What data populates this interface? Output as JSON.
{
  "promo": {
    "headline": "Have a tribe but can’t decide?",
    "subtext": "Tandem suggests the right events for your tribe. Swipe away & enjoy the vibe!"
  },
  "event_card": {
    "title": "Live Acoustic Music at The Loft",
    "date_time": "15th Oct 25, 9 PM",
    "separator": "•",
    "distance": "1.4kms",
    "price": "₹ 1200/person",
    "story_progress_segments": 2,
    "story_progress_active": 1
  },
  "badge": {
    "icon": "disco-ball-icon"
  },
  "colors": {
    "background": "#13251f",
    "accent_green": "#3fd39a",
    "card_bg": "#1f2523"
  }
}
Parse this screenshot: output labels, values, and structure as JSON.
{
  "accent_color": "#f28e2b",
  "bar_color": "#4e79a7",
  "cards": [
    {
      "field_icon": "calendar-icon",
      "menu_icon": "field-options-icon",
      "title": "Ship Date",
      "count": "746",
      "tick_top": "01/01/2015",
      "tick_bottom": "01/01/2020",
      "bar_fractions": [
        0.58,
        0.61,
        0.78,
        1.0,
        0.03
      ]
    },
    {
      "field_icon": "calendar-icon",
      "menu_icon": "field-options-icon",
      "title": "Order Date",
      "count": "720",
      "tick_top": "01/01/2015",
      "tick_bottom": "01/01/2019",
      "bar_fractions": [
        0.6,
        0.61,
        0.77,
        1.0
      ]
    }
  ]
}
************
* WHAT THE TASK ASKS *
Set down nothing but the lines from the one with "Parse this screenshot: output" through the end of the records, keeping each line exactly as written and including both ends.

* RESPONSE TO THE TASK *
Parse this screenshot: output labels, values, and structure as JSON.
{
  "accent_color": "#f28e2b",
  "bar_color": "#4e79a7",
  "cards": [
    {
      "field_icon": "calendar-icon",
      "menu_icon": "field-options-icon",
      "title": "Ship Date",
      "count": "746",
      "tick_top": "01/01/2015",
      "tick_bottom": "01/01/2020",
      "bar_fractions": [
        0.58,
        0.61,
        0.78,
        1.0,
        0.03
      ]
    },
    {
      "field_icon": "calendar-icon",
      "menu_icon": "field-options-icon",
      "title": "Order Date",
      "count": "720",
      "tick_top": "01/01/2015",
      "tick_bottom": "01/01/2019",
      "bar_fractions": [
        0.6,
        0.61,
        0.77,
        1.0
      ]
    }
  ]
}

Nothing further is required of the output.